(Page and application data records)
--- START ---

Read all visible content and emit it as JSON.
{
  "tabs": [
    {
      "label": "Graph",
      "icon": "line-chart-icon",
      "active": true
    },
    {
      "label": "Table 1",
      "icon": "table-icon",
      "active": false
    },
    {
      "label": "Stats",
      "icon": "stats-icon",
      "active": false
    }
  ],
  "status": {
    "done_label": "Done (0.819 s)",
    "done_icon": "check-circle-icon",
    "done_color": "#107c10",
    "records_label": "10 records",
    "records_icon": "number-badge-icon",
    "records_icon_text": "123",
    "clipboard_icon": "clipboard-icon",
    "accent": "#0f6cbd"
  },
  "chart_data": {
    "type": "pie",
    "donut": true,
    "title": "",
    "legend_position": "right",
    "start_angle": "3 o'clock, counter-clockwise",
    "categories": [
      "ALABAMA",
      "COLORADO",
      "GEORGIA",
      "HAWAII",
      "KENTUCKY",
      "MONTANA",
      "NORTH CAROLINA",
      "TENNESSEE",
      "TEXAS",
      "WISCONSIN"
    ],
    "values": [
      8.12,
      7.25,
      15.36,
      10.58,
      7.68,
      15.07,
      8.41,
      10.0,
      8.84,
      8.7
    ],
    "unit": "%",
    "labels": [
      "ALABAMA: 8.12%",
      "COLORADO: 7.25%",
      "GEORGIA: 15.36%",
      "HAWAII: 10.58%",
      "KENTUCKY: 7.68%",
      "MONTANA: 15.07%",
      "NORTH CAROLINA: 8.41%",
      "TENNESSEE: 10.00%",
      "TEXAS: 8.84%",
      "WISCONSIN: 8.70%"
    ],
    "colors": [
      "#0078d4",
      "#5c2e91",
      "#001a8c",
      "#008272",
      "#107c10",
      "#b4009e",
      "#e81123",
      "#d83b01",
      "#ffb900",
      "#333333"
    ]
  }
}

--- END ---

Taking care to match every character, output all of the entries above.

Read all visible content and emit it as JSON.
{
  "tabs": [
    {
      "label": "Graph",
      "icon": "line-chart-icon",
      "active": true
    },
    {
      "label": "Table 1",
      "icon": "table-icon",
      "active": false
    },
    {
      "label": "Stats",
      "icon": "stats-icon",
      "active": false
    }
  ],
  "status": {
    "done_label": "Done (0.819 s)",
    "done_icon": "check-circle-icon",
    "done_color": "#107c10",
    "records_label": "10 records",
    "records_icon": "number-badge-icon",
    "records_icon_text": "123",
    "clipboard_icon": "clipboard-icon",
    "accent": "#0f6cbd"
  },
  "chart_data": {
    "type": "pie",
    "donut": true,
    "title": "",
    "legend_position": "right",
    "start_angle": "3 o'clock, counter-clockwise",
    "categories": [
      "ALABAMA",
      "COLORADO",
      "GEORGIA",
      "HAWAII",
      "KENTUCKY",
      "MONTANA",
      "NORTH CAROLINA",
      "TENNESSEE",
      "TEXAS",
      "WISCONSIN"
    ],
    "values": [
      8.12,
      7.25,
      15.36,
      10.58,
      7.68,
      15.07,
      8.41,
      10.0,
      8.84,
      8.7
    ],
    "unit": "%",
    "labels": [
      "ALABAMA: 8.12%",
      "COLORADO: 7.25%",
      "GEORGIA: 15.36%",
      "HAWAII: 10.58%",
      "KENTUCKY: 7.68%",
      "MONTANA: 15.07%",
      "NORTH CAROLINA: 8.41%",
      "TENNESSEE: 10.00%",
      "TEXAS: 8.84%",
      "WISCONSIN: 8.70%"
    ],
    "colors": [
      "#0078d4",
      "#5c2e91",
      "#001a8c",
      "#008272",
      "#107c10",
      "#b4009e",
      "#e81123",
      "#d83b01",
      "#ffb900",
      "#333333"
    ]
  }
}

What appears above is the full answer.